> Task material:
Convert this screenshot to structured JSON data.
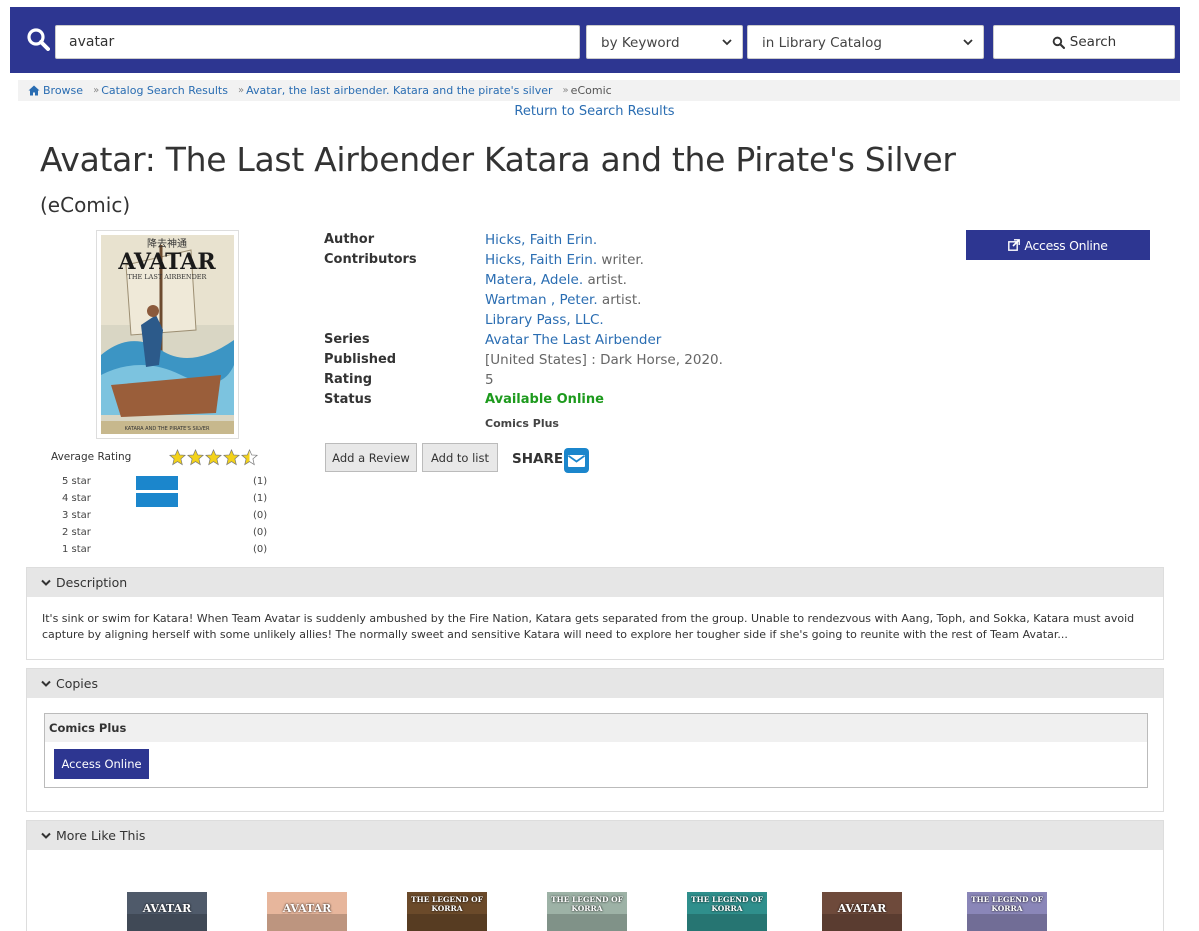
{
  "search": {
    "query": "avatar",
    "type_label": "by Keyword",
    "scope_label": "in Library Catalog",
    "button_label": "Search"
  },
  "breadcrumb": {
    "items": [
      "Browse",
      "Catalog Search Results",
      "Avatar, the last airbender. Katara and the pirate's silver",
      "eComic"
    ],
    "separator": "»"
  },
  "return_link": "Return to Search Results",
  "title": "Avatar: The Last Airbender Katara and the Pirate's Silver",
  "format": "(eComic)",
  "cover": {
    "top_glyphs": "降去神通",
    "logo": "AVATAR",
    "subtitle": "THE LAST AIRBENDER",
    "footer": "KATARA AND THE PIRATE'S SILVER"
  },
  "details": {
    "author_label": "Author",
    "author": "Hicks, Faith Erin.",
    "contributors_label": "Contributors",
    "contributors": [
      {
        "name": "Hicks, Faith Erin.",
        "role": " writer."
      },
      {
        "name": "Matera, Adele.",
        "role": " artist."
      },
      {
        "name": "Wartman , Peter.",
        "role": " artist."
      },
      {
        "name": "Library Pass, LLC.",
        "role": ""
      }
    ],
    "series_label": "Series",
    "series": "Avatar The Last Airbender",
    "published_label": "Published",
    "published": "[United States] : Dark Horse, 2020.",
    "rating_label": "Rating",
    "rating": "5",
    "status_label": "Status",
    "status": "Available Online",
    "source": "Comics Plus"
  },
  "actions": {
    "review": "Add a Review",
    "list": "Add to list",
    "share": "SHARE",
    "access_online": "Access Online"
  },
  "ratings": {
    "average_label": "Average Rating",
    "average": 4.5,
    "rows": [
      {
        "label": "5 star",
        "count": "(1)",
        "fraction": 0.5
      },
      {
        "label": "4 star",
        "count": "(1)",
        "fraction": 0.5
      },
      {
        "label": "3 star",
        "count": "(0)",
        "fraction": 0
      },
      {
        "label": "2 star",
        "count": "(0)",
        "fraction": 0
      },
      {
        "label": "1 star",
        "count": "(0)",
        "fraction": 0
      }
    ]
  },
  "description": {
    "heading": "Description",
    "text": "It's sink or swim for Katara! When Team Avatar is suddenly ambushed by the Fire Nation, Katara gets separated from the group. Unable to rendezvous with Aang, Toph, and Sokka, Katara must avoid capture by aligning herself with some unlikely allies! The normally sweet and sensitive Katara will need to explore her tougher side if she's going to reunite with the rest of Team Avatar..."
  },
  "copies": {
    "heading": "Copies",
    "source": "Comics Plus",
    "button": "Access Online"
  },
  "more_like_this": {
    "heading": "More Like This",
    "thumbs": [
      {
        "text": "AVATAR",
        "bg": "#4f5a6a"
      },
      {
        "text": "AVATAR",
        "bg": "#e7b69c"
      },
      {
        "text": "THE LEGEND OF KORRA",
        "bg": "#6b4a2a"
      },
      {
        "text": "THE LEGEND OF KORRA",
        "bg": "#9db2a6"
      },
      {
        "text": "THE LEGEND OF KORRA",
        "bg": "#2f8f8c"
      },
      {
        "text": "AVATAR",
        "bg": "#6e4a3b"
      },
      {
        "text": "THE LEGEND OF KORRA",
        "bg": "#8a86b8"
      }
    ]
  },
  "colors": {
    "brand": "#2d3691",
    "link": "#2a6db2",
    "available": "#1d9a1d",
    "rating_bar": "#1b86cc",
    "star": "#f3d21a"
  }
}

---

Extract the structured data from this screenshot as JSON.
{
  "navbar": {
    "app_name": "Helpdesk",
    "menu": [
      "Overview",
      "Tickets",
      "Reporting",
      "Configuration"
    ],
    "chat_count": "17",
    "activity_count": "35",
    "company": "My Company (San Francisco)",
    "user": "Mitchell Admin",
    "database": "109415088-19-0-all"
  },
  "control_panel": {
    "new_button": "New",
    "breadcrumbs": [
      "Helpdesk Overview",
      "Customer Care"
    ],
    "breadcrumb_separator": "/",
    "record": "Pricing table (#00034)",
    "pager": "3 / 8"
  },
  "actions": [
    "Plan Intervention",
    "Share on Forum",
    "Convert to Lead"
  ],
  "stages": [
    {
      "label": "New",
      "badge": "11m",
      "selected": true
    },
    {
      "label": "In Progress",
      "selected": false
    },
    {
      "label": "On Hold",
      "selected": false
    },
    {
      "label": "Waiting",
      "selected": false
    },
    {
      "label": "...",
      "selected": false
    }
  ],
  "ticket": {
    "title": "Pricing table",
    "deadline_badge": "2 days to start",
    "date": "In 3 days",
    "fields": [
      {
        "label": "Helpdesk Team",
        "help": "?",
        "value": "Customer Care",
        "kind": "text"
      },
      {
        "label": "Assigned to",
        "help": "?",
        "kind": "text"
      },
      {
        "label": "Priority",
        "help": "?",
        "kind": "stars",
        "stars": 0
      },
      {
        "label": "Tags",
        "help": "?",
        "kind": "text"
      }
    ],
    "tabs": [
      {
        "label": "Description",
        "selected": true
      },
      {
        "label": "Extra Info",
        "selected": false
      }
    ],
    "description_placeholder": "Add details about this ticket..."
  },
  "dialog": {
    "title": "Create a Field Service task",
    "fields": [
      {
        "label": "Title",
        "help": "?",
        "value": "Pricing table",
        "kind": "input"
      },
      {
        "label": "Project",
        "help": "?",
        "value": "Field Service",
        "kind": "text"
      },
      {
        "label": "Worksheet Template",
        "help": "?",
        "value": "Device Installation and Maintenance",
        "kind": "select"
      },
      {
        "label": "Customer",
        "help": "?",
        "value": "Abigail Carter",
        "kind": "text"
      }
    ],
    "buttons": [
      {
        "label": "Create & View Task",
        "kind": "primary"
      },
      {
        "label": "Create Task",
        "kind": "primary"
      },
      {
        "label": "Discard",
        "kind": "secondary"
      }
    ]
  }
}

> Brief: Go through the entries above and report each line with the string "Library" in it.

> Answer space:
    "scope_label": "in Library Catalog",
        "name": "Library Pass, LLC.",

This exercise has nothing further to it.